a) Ganglion blockers

Ganglion blockers reduce BP by inhibiting the autonomic ganglion, which results in vasodilation, decreased venous return, and decreased cardiac output. Sympathetically mediated vasomotor reflexes are also inhibited.

b) Adrenergic Neuron-blocking Agents

These agents decrease BP by blocking the release of norepinephrine (NE) from postganglionic sympathetic neurons. They uniquely target peripheral adrenergic neurons and inhibit sympathetic function, leading to decreased NE concentrations and release. They are used for patients with severe refractory hypertension, but a side effect is orthostatic hypotension.

(3) Vasodilators

All vasodilators used in hypertension relax the smooth muscle of arterioles, leading to decreased peripheral vascular resistance and a decrease in BP. Compensatory responses from baroreceptors and the renin-angiotensin system oppose the antihypertensive effect. Therefore, vasodilators work best in combination with other antihypertensive drugs (e.g., beta-blockers and diuretics) that oppose the compensatory responses.

For example:

  • Hydralazine – a direct-acting vasodilator that causes arterial smooth muscle relaxation
  • Sodium nitroprusside – causes relaxation of both arterial and venous smooth muscle

(4) Adrenoceptor Antagonists (alpha and beta-blockers)

Adrenoceptor antagonists block adrenoceptors, decreasing myocardial contractility, cardiac output, and renin release.

a) Alpha-blockers: e.g., prazosin

b) Beta-blockers: e.g., propranolol, metoprolol

(5) Centrally Acting Sympatholytic Drugs

These drugs decrease sympathetic outflow from vasopressor centers in the brain. They stimulate alpha2-adrenergic receptors in brainstem cells, resulting in a reduction of sympathetic outflow from the central nervous system (CNS).

Alpha2 agonists: e.g., methyldopa and clonidine

(6) Angiotensin-converting Enzyme (ACE) Inhibitors

ACE inhibitors target the renin-angiotensin system and inhibit the conversion of angiotensin I to angiotensin II. Studies have shown ACE inhibitors to be useful first-line agents in all subsets of CHF patients, from asymptomatic to severe chronic failure.
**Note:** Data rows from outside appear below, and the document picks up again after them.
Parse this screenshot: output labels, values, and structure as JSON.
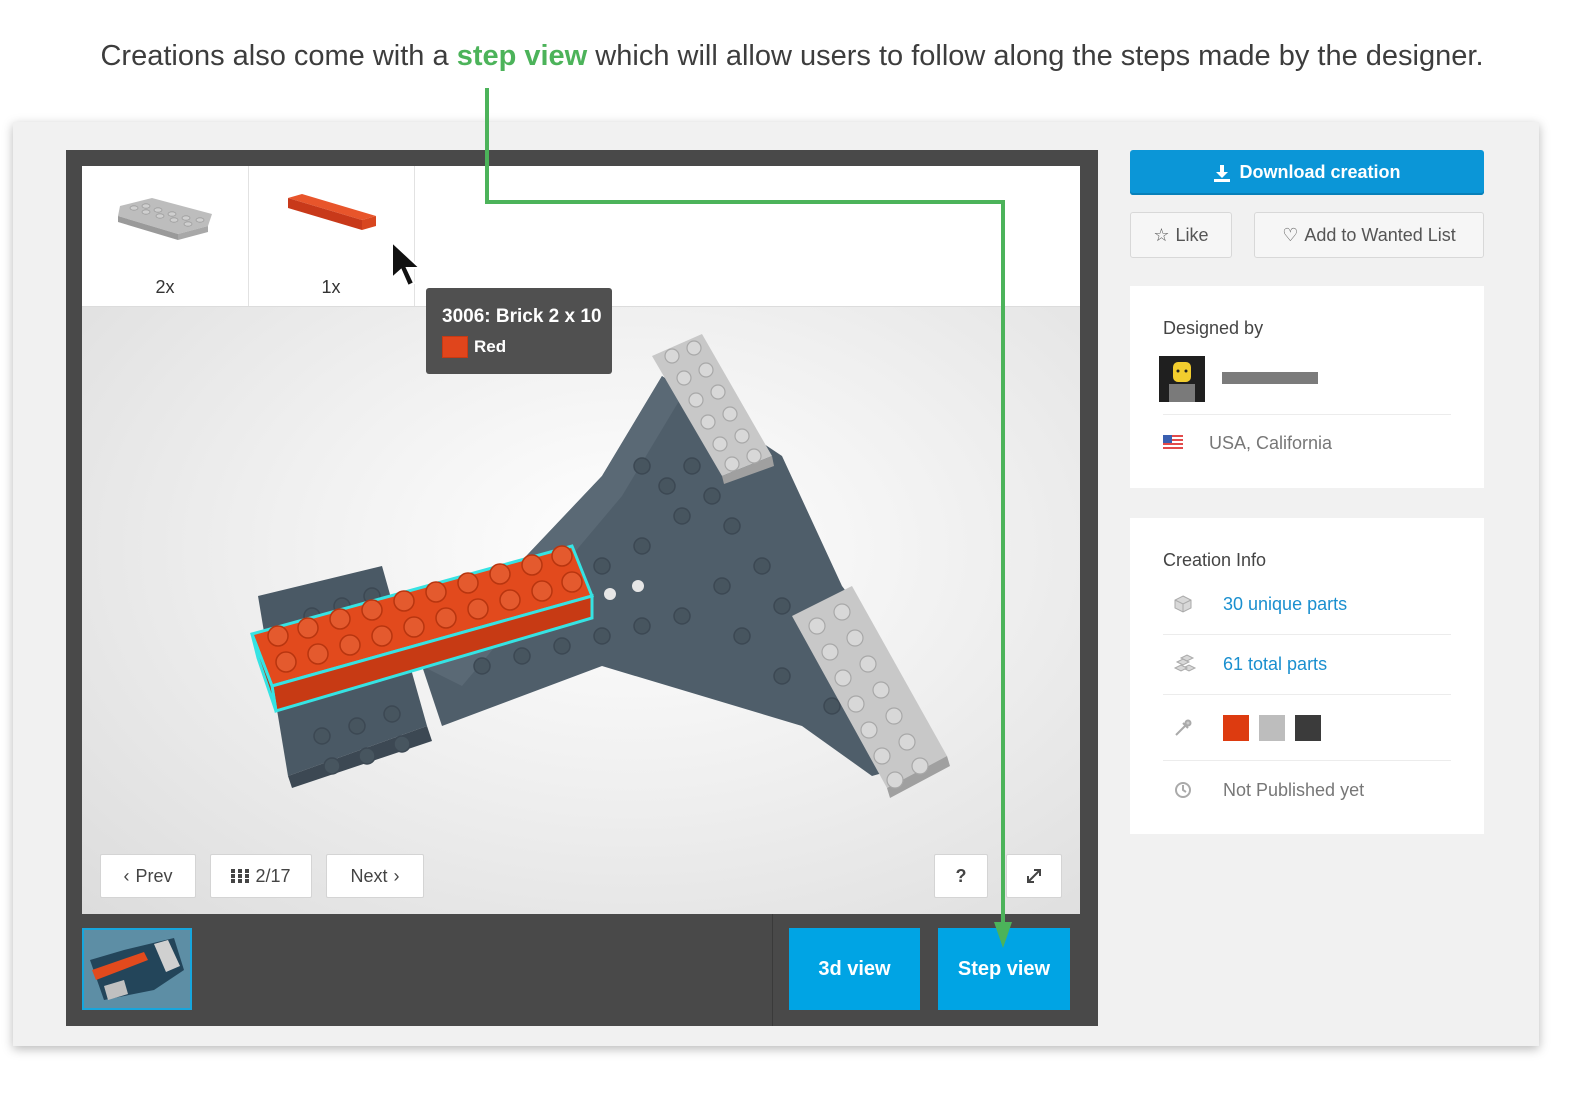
{
  "caption": {
    "before": "Creations also come with a ",
    "highlight": "step view",
    "after": " which will allow users to follow along the steps made by the designer."
  },
  "viewer": {
    "parts": [
      {
        "qty": "2x",
        "color": "#b9b9b9",
        "icon": "plate-2x6-light-gray"
      },
      {
        "qty": "1x",
        "color": "#e0451c",
        "icon": "brick-2x10-red"
      }
    ],
    "tooltip": {
      "title": "3006: Brick 2 x 10",
      "color_name": "Red",
      "color": "#e0451c"
    },
    "controls": {
      "prev": "Prev",
      "step_counter": "2/17",
      "next": "Next",
      "help": "?",
      "fullscreen_icon": "expand-icon"
    },
    "modes": {
      "three_d": "3d view",
      "step": "Step view"
    }
  },
  "sidebar": {
    "download": "Download creation",
    "like": "Like",
    "wanted": "Add to Wanted List",
    "designer": {
      "heading": "Designed by",
      "location": "USA, California"
    },
    "info": {
      "heading": "Creation Info",
      "unique_parts": "30 unique parts",
      "total_parts": "61 total parts",
      "colors": [
        "#dd3b10",
        "#bdbdbd",
        "#3b3b3b"
      ],
      "status": "Not Published yet"
    }
  },
  "colors": {
    "accent": "#00a4e4",
    "highlight_green": "#4cb35a",
    "link": "#1a8fcf"
  }
}
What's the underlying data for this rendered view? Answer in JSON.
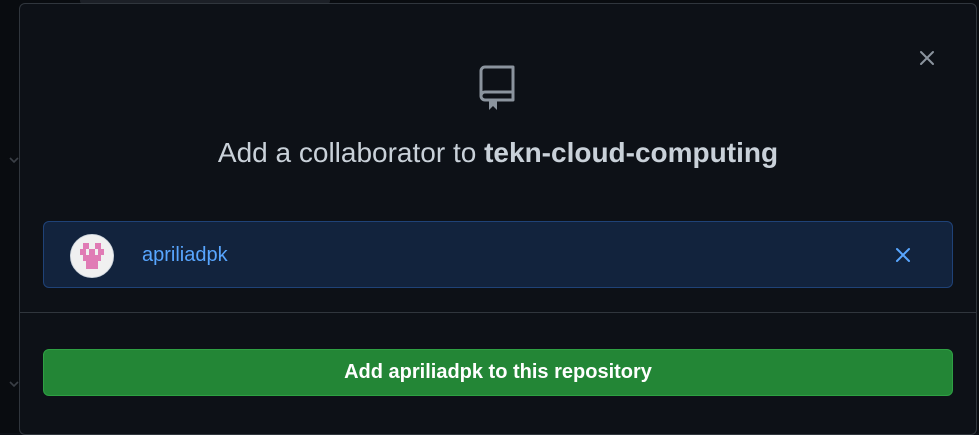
{
  "dialog": {
    "title_prefix": "Add a collaborator to ",
    "repo_name": "tekn-cloud-computing",
    "close_icon": "close-icon",
    "header_icon": "repo-icon"
  },
  "selected_user": {
    "username": "apriliadpk",
    "avatar_icon": "identicon-avatar",
    "remove_icon": "close-icon"
  },
  "actions": {
    "add_button_label": "Add apriliadpk to this repository"
  },
  "colors": {
    "accent_blue": "#58a6ff",
    "primary_green": "#238636",
    "background": "#0d1117"
  }
}
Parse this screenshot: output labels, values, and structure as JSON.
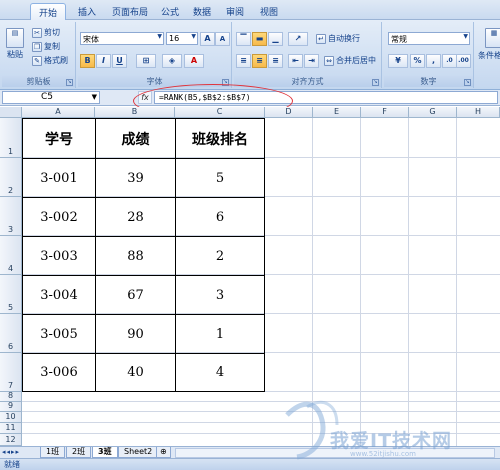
{
  "ribbon_tabs": [
    "开始",
    "插入",
    "页面布局",
    "公式",
    "数据",
    "审阅",
    "视图"
  ],
  "clipboard": {
    "paste": "粘贴",
    "cut": "剪切",
    "copy": "复制",
    "format_painter": "格式刷",
    "label": "剪贴板"
  },
  "font": {
    "name": "宋体",
    "size": "16",
    "grow": "A",
    "shrink": "A",
    "bold": "B",
    "italic": "I",
    "underline": "U",
    "label": "字体"
  },
  "alignment": {
    "wrap": "自动换行",
    "merge": "合并后居中",
    "label": "对齐方式"
  },
  "number": {
    "format": "常规",
    "percent": "%",
    "comma": ",",
    "label": "数字"
  },
  "styles": {
    "label": "条件格式"
  },
  "formula_bar": {
    "name_box": "C5",
    "fx": "fx",
    "formula": "=RANK(B5,$B$2:$B$7)"
  },
  "columns": [
    "A",
    "B",
    "C",
    "D",
    "E",
    "F",
    "G",
    "H"
  ],
  "rows": [
    "1",
    "2",
    "3",
    "4",
    "5",
    "6",
    "7",
    "8",
    "9",
    "10",
    "11",
    "12"
  ],
  "table": {
    "headers": [
      "学号",
      "成绩",
      "班级排名"
    ],
    "rows": [
      [
        "3-001",
        "39",
        "5"
      ],
      [
        "3-002",
        "28",
        "6"
      ],
      [
        "3-003",
        "88",
        "2"
      ],
      [
        "3-004",
        "67",
        "3"
      ],
      [
        "3-005",
        "90",
        "1"
      ],
      [
        "3-006",
        "40",
        "4"
      ]
    ]
  },
  "sheet_tabs": [
    "1班",
    "2班",
    "3班",
    "Sheet2"
  ],
  "active_sheet": "3班",
  "status": "就绪",
  "watermark": {
    "text": "我爱IT技术网",
    "url": "www.52itjishu.com"
  },
  "colors": {
    "accent": "#15428b",
    "highlight": "#e0343c"
  }
}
(7) Angiotensin receptor blockers (ARBs)

  • They block the action of angiotensin II at its receptor, leading to vasodilation and reduced aldosterone release
  • Examples: Losartan and valsartan

(8) Calcium Channel Blockers
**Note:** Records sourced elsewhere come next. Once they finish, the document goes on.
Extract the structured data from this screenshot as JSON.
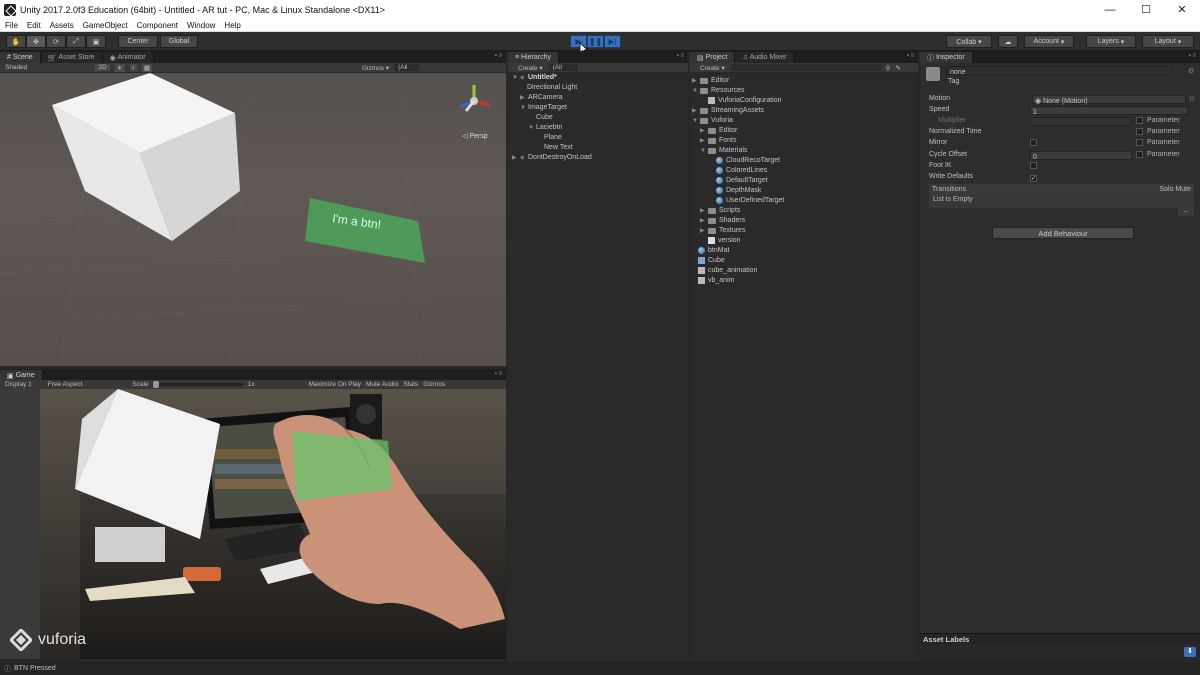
{
  "window": {
    "title": "Unity 2017.2.0f3 Education (64bit) - Untitled - AR tut - PC, Mac & Linux Standalone <DX11>",
    "minimize": "—",
    "maximize": "☐",
    "close": "✕"
  },
  "menu": [
    "File",
    "Edit",
    "Assets",
    "GameObject",
    "Component",
    "Window",
    "Help"
  ],
  "toolbar": {
    "pivot": "Center",
    "space": "Global",
    "collab": "Collab ▾",
    "account": "Account",
    "layers": "Layers",
    "layout": "Layout",
    "play_state": "playing"
  },
  "scene_panel": {
    "tabs": [
      "Scene",
      "Asset Store",
      "Animator"
    ],
    "shading": "Shaded",
    "mode_2d": "2D",
    "gizmos": "Gizmos ▾",
    "search": "(All",
    "persp": "Persp",
    "button_text": "I'm a btn!"
  },
  "game_panel": {
    "tab": "Game",
    "display": "Display 1",
    "aspect": "Free Aspect",
    "scale_label": "Scale",
    "scale_value": "1x",
    "options": [
      "Maximize On Play",
      "Mute Audio",
      "Stats",
      "Gizmos"
    ],
    "watermark": "vuforia"
  },
  "hierarchy": {
    "tab": "Hierarchy",
    "create": "Create",
    "search": "(All",
    "items": [
      {
        "label": "Untitled*",
        "depth": 0
      },
      {
        "label": "Directional Light",
        "depth": 1
      },
      {
        "label": "ARCamera",
        "depth": 1
      },
      {
        "label": "ImageTarget",
        "depth": 1
      },
      {
        "label": "Cube",
        "depth": 2
      },
      {
        "label": "Laciebtn",
        "depth": 2
      },
      {
        "label": "Plane",
        "depth": 3
      },
      {
        "label": "New Text",
        "depth": 3
      },
      {
        "label": "DontDestroyOnLoad",
        "depth": 0
      }
    ]
  },
  "project": {
    "tabs": [
      "Project",
      "Audio Mixer"
    ],
    "create": "Create",
    "items": [
      {
        "label": "Editor",
        "kind": "folder",
        "depth": 0
      },
      {
        "label": "Resources",
        "kind": "folder",
        "depth": 0
      },
      {
        "label": "VuforiaConfiguration",
        "kind": "file",
        "depth": 1
      },
      {
        "label": "StreamingAssets",
        "kind": "folder",
        "depth": 0
      },
      {
        "label": "Vuforia",
        "kind": "folder",
        "depth": 0
      },
      {
        "label": "Editor",
        "kind": "folder",
        "depth": 1
      },
      {
        "label": "Fonts",
        "kind": "folder",
        "depth": 1
      },
      {
        "label": "Materials",
        "kind": "folder",
        "depth": 1
      },
      {
        "label": "CloudRecoTarget",
        "kind": "material",
        "depth": 2
      },
      {
        "label": "ColoredLines",
        "kind": "material",
        "depth": 2
      },
      {
        "label": "DefaultTarget",
        "kind": "material",
        "depth": 2
      },
      {
        "label": "DepthMask",
        "kind": "material",
        "depth": 2
      },
      {
        "label": "UserDefinedTarget",
        "kind": "material",
        "depth": 2
      },
      {
        "label": "Scripts",
        "kind": "folder",
        "depth": 1
      },
      {
        "label": "Shaders",
        "kind": "folder",
        "depth": 1
      },
      {
        "label": "Textures",
        "kind": "folder",
        "depth": 1
      },
      {
        "label": "version",
        "kind": "file",
        "depth": 1
      },
      {
        "label": "btnMat",
        "kind": "material",
        "depth": 0
      },
      {
        "label": "Cube",
        "kind": "prefab",
        "depth": 0
      },
      {
        "label": "cube_animation",
        "kind": "file",
        "depth": 0
      },
      {
        "label": "vb_anim",
        "kind": "file",
        "depth": 0
      }
    ]
  },
  "inspector": {
    "tab": "Inspector",
    "name": "none",
    "tag": "Tag",
    "motion_label": "Motion",
    "motion_value": "None (Motion)",
    "speed_label": "Speed",
    "speed_value": "1",
    "multiplier_label": "Multiplier",
    "normalized_time_label": "Normalized Time",
    "mirror_label": "Mirror",
    "cycle_offset_label": "Cycle Offset",
    "cycle_offset_value": "0",
    "foot_ik_label": "Foot IK",
    "write_defaults_label": "Write Defaults",
    "parameter_label": "Parameter",
    "transitions_label": "Transitions",
    "solo_mute": "Solo Mute",
    "list_empty": "List is Empty",
    "add_behaviour": "Add Behaviour",
    "asset_labels": "Asset Labels"
  },
  "status": {
    "message": "BTN Pressed"
  }
}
Calcium channel blockers, such as verapamil and nifedipine, are used in both long-term and emergency treatment. They block calcium (Ca++) channels in cardiac and vascular smooth muscles. Inhibition of Ca++ influx into arterial smooth muscle cells leads to dilation of peripheral arterioles.
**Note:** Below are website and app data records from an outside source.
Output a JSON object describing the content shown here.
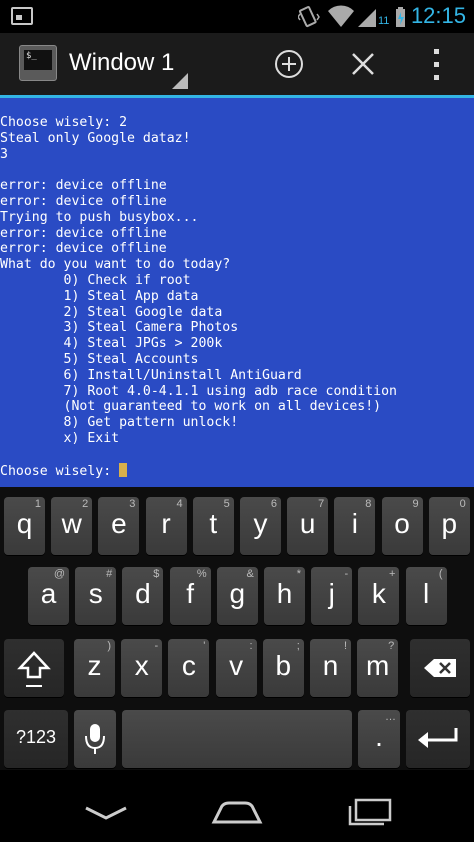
{
  "status_bar": {
    "time": "12:15",
    "signal_badge": "11",
    "icons": [
      "notification-icon",
      "vibrate-icon",
      "wifi-icon",
      "signal-icon",
      "battery-icon"
    ]
  },
  "action_bar": {
    "title": "Window 1",
    "buttons": [
      "add-window",
      "close-window",
      "overflow-menu"
    ]
  },
  "terminal": {
    "lines": [
      "Choose wisely: 2",
      "Steal only Google dataz!",
      "3",
      "",
      "error: device offline",
      "error: device offline",
      "Trying to push busybox...",
      "error: device offline",
      "error: device offline",
      "What do you want to do today?",
      "        0) Check if root",
      "        1) Steal App data",
      "        2) Steal Google data",
      "        3) Steal Camera Photos",
      "        4) Steal JPGs > 200k",
      "        5) Steal Accounts",
      "        6) Install/Uninstall AntiGuard",
      "        7) Root 4.0-4.1.1 using adb race condition",
      "        (Not guaranteed to work on all devices!)",
      "        8) Get pattern unlock!",
      "        x) Exit",
      ""
    ],
    "prompt": "Choose wisely: "
  },
  "keyboard": {
    "row1": [
      {
        "k": "q",
        "h": "1"
      },
      {
        "k": "w",
        "h": "2"
      },
      {
        "k": "e",
        "h": "3"
      },
      {
        "k": "r",
        "h": "4"
      },
      {
        "k": "t",
        "h": "5"
      },
      {
        "k": "y",
        "h": "6"
      },
      {
        "k": "u",
        "h": "7"
      },
      {
        "k": "i",
        "h": "8"
      },
      {
        "k": "o",
        "h": "9"
      },
      {
        "k": "p",
        "h": "0"
      }
    ],
    "row2": [
      {
        "k": "a",
        "h": "@"
      },
      {
        "k": "s",
        "h": "#"
      },
      {
        "k": "d",
        "h": "$"
      },
      {
        "k": "f",
        "h": "%"
      },
      {
        "k": "g",
        "h": "&"
      },
      {
        "k": "h",
        "h": "*"
      },
      {
        "k": "j",
        "h": "-"
      },
      {
        "k": "k",
        "h": "+"
      },
      {
        "k": "l",
        "h": "("
      }
    ],
    "row3": [
      {
        "k": "z",
        "h": ")"
      },
      {
        "k": "x",
        "h": "-"
      },
      {
        "k": "c",
        "h": "'"
      },
      {
        "k": "v",
        "h": ":"
      },
      {
        "k": "b",
        "h": ";"
      },
      {
        "k": "n",
        "h": "!"
      },
      {
        "k": "m",
        "h": "?"
      }
    ],
    "symbols_label": "?123",
    "period_label": ".",
    "period_hint": "…"
  },
  "nav_bar": {
    "buttons": [
      "back-button",
      "home-button",
      "recents-button"
    ]
  }
}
⚠️ Disclaimer: The information provided in this article is for educational purposes only and should not be considered as medical advice. Please consult a healthcare professional for personalized advice.